Mendeley readers

The data shown below were compiled from readership statistics for 351 Mendeley readers of this research output. Click here to see the associated Mendeley record.

Geographical breakdown

Country Count As %
United States 15 4%
Germany 5 1%
Japan 5 1%
France 4 1%
United Kingdom 4 1%
Netherlands 3 <1%
Australia 2 <1%
Sweden 2 <1%
Cuba 2 <1%
Other 13 4%
Unknown 296 84%

Demographic breakdown

Readers by professional status Count As %
Student > Ph. D. Student 87 25%
Researcher 69 20%
Student > Master 43 12%
Student > Bachelor 37 11%
Student > Postgraduate 25 7%
Other 90 26%
Readers by discipline Count As %
Agricultural and Biological Sciences 86 25%
Psychology 65 19%
Medicine and Dentistry 58 17%
Neuroscience 43 12%
Unspecified 24 7%
Other 75 21%

Attention Score in Context

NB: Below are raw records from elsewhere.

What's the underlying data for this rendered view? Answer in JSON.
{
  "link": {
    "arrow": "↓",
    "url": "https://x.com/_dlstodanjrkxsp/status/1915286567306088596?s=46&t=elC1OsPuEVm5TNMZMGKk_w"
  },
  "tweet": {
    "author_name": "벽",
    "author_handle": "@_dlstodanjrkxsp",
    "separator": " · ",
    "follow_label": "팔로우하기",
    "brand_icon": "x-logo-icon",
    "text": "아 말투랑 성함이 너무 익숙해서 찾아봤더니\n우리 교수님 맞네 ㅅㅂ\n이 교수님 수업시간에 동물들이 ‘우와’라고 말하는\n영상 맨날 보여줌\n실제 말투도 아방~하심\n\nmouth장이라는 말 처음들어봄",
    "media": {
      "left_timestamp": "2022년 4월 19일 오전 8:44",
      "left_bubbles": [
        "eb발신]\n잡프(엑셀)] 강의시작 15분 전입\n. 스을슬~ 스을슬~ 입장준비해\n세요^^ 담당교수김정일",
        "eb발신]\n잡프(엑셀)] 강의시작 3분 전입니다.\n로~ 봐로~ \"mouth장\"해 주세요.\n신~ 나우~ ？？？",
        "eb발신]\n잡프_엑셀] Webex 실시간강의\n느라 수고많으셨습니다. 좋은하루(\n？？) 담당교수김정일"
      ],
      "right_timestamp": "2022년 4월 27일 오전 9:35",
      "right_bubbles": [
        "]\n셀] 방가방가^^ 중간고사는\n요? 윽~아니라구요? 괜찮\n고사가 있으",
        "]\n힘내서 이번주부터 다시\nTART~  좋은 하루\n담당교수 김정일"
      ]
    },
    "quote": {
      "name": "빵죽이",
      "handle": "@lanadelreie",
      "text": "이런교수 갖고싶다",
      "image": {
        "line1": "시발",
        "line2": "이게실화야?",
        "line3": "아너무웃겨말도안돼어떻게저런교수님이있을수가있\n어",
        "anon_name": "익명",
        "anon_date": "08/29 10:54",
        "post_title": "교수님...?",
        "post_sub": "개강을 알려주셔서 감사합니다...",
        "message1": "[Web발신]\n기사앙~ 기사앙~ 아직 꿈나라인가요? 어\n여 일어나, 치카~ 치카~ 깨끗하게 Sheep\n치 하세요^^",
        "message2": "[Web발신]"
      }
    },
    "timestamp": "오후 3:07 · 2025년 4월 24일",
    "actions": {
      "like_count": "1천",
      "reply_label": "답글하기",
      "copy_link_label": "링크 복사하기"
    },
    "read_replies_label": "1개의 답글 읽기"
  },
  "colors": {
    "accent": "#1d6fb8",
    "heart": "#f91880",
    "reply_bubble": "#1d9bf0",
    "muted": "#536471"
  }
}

This research output has an Altmetric Attention Score of 801. This is our high-level measure of the quality and quantity of online attention that it has received. This Attention Score, as well as the ranking and number of research outputs shown below, was calculated when the research output was last mentioned on 26 August 2018.
All research outputs
#4,712
of 11,789,807 outputs
Outputs from Proceedings of the National Academy of Sciences of the United States of America
#185
of 75,720 outputs
Outputs of similar age
#47
of 140,870 outputs
Outputs of similar age from Proceedings of the National Academy of Sciences of the United States of America
#4
of 896 outputs
Altmetric has tracked 11,789,807 research outputs across all sources so far. Compared to these this one has done particularly well and is in the 99th percentile: it's in the top 5% of all research outputs ever tracked by Altmetric.
So far Altmetric has tracked 75,720 research outputs from this source. They typically receive a lot more attention than average, with a mean Attention Score of 21.3. This one has done particularly well, scoring higher than 99% of its peers.
Older research outputs will score higher simply because they've had more time to accumulate mentions. To account for age we can compare this Altmetric Attention Score to the 140,870 tracked outputs that were published within six weeks on either side of this one in any source. This one has done particularly well, scoring higher than 99% of its contemporaries.
We're also able to compare this research output to 896 others from the same source and published within six weeks on either side of this one. This one has done particularly well, scoring higher than 99% of its contemporaries.